“El Camino Rio” is the name of a famous road in San Francisco. The title was partially suggested by Bay City guitarist Darin Scott. This song has a definite Santana feel, but Balderrama claims that it was also based on an old song from Bachman-Turner Overdrive called “Blue Collar”.

Darin Scott contributed guitar and John Serantos guested on the Native American flute on the album’s ninth song, “Bahia De Los Grande Lagos/Great Lakes Bay”.

The final song on the album is “Grito Finada/Last Call”. Rodriguez penned the closer which nicely blends the blues with smooth jazz.

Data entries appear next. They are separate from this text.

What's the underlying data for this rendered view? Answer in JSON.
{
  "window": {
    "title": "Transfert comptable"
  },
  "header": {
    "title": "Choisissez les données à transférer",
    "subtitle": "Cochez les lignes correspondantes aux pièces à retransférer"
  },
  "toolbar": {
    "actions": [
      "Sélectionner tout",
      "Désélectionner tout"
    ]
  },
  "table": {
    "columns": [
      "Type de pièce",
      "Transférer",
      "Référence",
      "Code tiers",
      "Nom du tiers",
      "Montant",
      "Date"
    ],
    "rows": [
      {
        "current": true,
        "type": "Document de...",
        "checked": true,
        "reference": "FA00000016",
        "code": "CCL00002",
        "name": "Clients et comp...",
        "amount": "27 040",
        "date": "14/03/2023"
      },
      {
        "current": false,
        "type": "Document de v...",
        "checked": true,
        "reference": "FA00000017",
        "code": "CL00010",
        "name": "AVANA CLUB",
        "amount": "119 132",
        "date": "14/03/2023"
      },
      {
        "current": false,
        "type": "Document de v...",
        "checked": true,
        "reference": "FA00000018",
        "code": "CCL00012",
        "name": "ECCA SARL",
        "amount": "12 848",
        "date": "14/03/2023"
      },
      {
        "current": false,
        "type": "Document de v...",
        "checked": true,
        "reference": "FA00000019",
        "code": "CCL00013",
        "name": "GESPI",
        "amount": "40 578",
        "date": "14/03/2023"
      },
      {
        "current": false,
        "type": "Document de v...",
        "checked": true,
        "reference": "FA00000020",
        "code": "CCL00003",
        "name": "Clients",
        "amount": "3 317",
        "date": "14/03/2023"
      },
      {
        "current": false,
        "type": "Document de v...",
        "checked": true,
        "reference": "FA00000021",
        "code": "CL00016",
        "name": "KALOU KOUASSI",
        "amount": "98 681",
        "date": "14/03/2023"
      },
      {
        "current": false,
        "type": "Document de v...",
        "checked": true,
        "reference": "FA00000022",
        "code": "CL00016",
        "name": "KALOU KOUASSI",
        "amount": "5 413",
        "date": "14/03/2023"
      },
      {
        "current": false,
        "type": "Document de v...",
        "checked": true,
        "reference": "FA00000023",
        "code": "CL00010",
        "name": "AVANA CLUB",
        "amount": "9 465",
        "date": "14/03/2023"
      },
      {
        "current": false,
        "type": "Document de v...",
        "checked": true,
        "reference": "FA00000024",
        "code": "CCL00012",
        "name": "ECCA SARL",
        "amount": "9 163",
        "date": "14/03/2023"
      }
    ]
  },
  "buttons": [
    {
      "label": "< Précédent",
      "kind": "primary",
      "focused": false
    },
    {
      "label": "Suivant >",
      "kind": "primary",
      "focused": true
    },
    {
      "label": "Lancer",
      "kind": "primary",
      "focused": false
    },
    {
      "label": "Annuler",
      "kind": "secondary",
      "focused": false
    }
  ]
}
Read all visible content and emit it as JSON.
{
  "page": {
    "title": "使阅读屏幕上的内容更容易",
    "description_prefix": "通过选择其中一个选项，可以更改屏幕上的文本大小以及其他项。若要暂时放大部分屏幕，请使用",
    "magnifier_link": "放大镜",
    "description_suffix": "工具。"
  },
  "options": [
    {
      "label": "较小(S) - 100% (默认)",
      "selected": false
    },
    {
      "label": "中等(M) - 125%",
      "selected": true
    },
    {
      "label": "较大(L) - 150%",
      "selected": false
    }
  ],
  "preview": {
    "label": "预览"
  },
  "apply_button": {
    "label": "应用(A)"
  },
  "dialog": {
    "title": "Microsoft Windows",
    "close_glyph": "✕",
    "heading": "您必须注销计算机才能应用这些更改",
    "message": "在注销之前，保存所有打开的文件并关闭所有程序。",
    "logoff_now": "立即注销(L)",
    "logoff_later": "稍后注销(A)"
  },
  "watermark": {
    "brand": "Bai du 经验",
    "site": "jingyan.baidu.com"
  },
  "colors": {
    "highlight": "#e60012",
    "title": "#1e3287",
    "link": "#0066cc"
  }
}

Ron James, who played with Rare Earth, shared guitar duties on the song with Balderrama. “Grito Finado” also features another Barsheff sax solo and some tasty piano by Rodriguez.

Once the recordings were completed, the CD was manufactured by Disc Makers in Pennsylvania, and the band ordered 1,000 copies to sell at gigs and for promotion. Because the biggest disadvantage of being an independent artist is the lack of promotion dollars, Balderrama has looked to do things differently. He feels the internet is good for the independent artist; and he has invested a great deal of time and effort in using online resources such as MySpace Radio, iTunes, Airplay Direct, Spotify, Reverb Nation, Facebook, Amazon, YouTube, and CD Baby to get the word out about the Robert Lee Revue and to promote and sell the CD. Bobby has hopes that these internet tools will eventually introduce the band and its music around the world.

His goal is to get out of the bar scene completely and concentrate on promoting the Robert Lee Revue full time. The band has played several showcases for promoters in order to generate interest around the state, and have generated a very positive response.

Knowing that there is some snobbery among jazz buffs regarding rock and roll, MRRL asked Balderrama whether his past success was a help or a hindrance in opening doors to the smooth jazz arena. Bobby claimed that those accomplishments in rock and roll have helped generate interest in the Robert Lee Revue, and that he is never going to distance himself from what he achieved as a member of Question Mark and The Mysterians.

As we concluded the interview, Balderrama stated that his 50-years of playing guitar have all been worth it. He loves music, and he’s working hard to promote the Robert Lee Revue every day. He firmly believes that the “City of Smooth Jazz” is the record that is going to take the band to the next level.

Watch a video for “El Camino Rio”